Phillip Inman reports that MPs have “won” access to TTIP documents, but can only view and not record them (MPs to see TTIP papers under strict rules, 19 February). What can the justification for this secrecy be when at the same time the government (and the EU) insist that TTIP is a good deal for all of us? Usually, when an individual or organisation has something that will benefit you, they are eager to tell you about it. With the honourable exception of Caroline Lucas, and I would hope some others, it seems incredible that our MPs either are, or are pretending to be, insouciant to the irony that they are being grudgingly granted limited access only to the details of a treaty that will demote the interests of democratically elected governments below those of multinational corporations.
Because Dave, it’s still being negotiated. Contract negotiations are not held in public. It’s the final agreement that is then presented for approval or rejection.
I can understand why Unite is concentrating on the NHS, which it hopes will be exempt from TTIP, but the implications go far wider (Report, 22 February). Few commentators seem aware of the negative effect of TTIP on our ability to tackle climate change. Suppose in 10 to 15 years that several fracking firms were operating in the UK and the government decided the continued extraction of shale gas or shale oil were incompatible with our climate change commitments. Under TTIP, those companies could sue the British government and the result would either be massive compensation or the repeal of the UK’s Climate Change Act. The decision will not be taken by politicians, but by unaccountable lawyers meeting in secret and applying the terms of the trade deal.

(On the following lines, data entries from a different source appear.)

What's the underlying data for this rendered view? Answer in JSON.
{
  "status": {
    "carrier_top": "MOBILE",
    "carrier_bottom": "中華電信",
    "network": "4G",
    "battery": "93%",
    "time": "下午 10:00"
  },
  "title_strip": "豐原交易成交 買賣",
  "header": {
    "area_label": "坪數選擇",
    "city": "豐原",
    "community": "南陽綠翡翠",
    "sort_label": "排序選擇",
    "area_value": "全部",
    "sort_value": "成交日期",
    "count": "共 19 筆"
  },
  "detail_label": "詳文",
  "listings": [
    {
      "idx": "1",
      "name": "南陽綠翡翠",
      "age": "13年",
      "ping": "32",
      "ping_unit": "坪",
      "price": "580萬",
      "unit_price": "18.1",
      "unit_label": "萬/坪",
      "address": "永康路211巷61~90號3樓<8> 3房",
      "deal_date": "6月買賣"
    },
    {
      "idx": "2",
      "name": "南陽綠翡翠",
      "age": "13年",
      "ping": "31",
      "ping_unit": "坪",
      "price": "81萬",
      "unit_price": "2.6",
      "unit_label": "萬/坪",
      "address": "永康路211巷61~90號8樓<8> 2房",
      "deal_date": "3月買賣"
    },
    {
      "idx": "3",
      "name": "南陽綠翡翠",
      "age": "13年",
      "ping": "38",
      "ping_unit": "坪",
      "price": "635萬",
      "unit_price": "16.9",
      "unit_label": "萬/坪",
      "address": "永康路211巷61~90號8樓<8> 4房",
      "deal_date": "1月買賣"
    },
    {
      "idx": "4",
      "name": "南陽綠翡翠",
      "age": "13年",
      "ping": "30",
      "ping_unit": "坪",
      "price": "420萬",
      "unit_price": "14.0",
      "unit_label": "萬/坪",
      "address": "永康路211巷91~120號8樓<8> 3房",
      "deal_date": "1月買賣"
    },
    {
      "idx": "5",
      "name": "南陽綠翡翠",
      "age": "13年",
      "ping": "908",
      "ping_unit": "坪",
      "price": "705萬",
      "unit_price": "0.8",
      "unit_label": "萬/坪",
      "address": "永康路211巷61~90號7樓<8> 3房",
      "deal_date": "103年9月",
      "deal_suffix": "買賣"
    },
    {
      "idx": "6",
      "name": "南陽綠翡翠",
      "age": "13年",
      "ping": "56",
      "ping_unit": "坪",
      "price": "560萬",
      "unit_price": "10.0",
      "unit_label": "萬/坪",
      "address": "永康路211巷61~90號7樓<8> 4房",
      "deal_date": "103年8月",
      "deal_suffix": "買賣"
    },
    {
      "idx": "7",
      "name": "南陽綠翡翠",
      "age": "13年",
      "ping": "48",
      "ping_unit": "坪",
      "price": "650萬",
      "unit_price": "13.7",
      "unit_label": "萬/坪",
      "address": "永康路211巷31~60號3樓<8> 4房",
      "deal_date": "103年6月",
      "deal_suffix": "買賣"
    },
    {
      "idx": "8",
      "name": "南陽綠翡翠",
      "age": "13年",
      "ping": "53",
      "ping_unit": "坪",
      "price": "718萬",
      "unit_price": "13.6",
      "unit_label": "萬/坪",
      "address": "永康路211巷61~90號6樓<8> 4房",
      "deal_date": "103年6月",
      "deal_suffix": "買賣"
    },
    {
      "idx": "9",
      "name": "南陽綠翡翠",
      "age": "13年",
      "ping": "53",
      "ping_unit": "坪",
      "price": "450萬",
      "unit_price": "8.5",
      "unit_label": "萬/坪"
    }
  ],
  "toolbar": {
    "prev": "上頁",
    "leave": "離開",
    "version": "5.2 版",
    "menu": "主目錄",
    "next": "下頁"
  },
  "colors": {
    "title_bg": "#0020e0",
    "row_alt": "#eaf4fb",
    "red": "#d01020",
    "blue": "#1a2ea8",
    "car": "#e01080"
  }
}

Yes, quite, that’s the point of the ISDS provisions. To stop investors being screwed over by politicians changing their minds after they’ve made their investments. Andthey get to do so in courts not run by the governments or politicians doing the screwing over.
That’s the whole fucking point.
It’s absolutely no different at all from compulsory purchase of your house for a railway line. Government can do this, undoubtedly, because the public good of the railway line overcomes your property rights. But they’ve got to pay you full market value, before the railway line plans, when they do so. Government can pass a law stopping fracking any time it likes. It’s just got to compensate those who have spent money developing fracking operations under the previous laws that allowed them to do so.